In the best films, the soundtrack is never just an afterthought or a simple mood-setting device, but rather an integral aspect of the movie experience. David Lynch, certainly, has always ascribed to that theory, and Mulholland Drive can be viewed as the pinnacle of the score’s central importance to his films. In the context of the film’s visuals, Angelo Badalamenti’s simple but evocative score — performed by the Prague Philharmonic — takes on a soaring power, but it’s equally beautiful even without the accompanying images. From his lively (but subtly off-kilter and foreboding) “Jitterbug,” to the sheer, eerie simplicity of the film’s title theme, Badalamenti’s music conjures powerful images even in the absence of any definite context.
Surprisingly, Badalamenti’s score isn’t even the best part of Mulholland Drive. While much of the score serves the traditional role of background music to the on-screen happenings — and does wonderfully at that — Lynch also chooses to weave music directly into the film. Rebekah Del Rio’s a cappella Spanish version of Roy Orbison’s “Crying” (called “Llorando”) forms the basis of one of the film’s most affecting moments, as Del Rio performs it in the mysterious Club Silencio.
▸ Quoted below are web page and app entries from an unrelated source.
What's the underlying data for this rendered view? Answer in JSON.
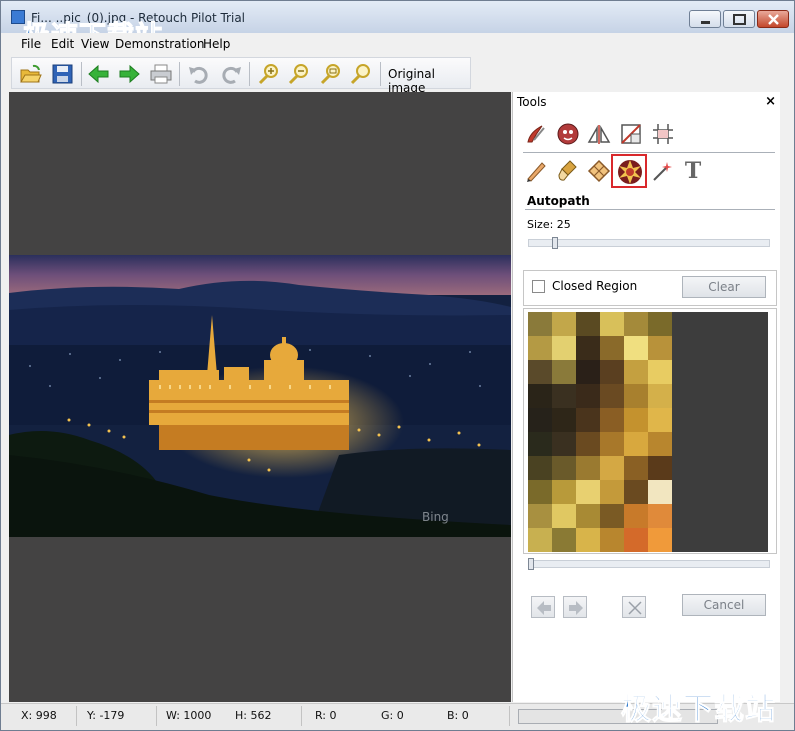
{
  "window": {
    "title": "Fi... ..pic_(0).jpg - Retouch Pilot Trial",
    "watermark_top": "极速下载站",
    "watermark_bottom": "极速下载站"
  },
  "menu": [
    "File",
    "Edit",
    "View",
    "Demonstration",
    "Help"
  ],
  "toolbar": {
    "buttons": [
      "open-icon",
      "save-icon",
      "back-arrow-icon",
      "forward-arrow-icon",
      "print-icon",
      "undo-icon",
      "redo-icon",
      "zoom-in-icon",
      "zoom-out-icon",
      "zoom-fit-icon",
      "zoom-actual-icon"
    ],
    "original_image_label": "Original image"
  },
  "canvas": {
    "photo_credit": "Bing"
  },
  "tools_panel": {
    "title": "Tools",
    "close_label": "×",
    "row1_icons": [
      "brush-icon",
      "face-icon",
      "mirror-icon",
      "crop-icon",
      "grid-icon"
    ],
    "row2_icons": [
      "pencil-icon",
      "eraser-brush-icon",
      "patch-icon",
      "autopath-icon",
      "wand-icon",
      "text-icon"
    ],
    "text_tool_glyph": "T",
    "selected_tool": "autopath-icon",
    "section_title": "Autopath",
    "size_label": "Size: 25",
    "size_value": 25,
    "closed_region_label": "Closed Region",
    "closed_region_checked": false,
    "clear_label": "Clear",
    "cancel_label": "Cancel"
  },
  "statusbar": {
    "x": "X: 998",
    "y": "Y: -179",
    "w": "W: 1000",
    "h": "H: 562",
    "r": "R: 0",
    "g": "G: 0",
    "b": "B: 0"
  },
  "colors": {
    "accent_selection": "#d9282c",
    "watermark": "#1f6fc8",
    "canvas_bg": "#444343"
  }
}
The raw beauty of her expressive voice transports the main characters (and the audience) into a realm of complete emotional breakdown.
Linda Scott’s spritely, innocent 50s-ish ballad “I’ve Told Every Little Star” is similarly woven into the movie — it’s sung at an audition by an aspiring actress — but as part of the soundtrack a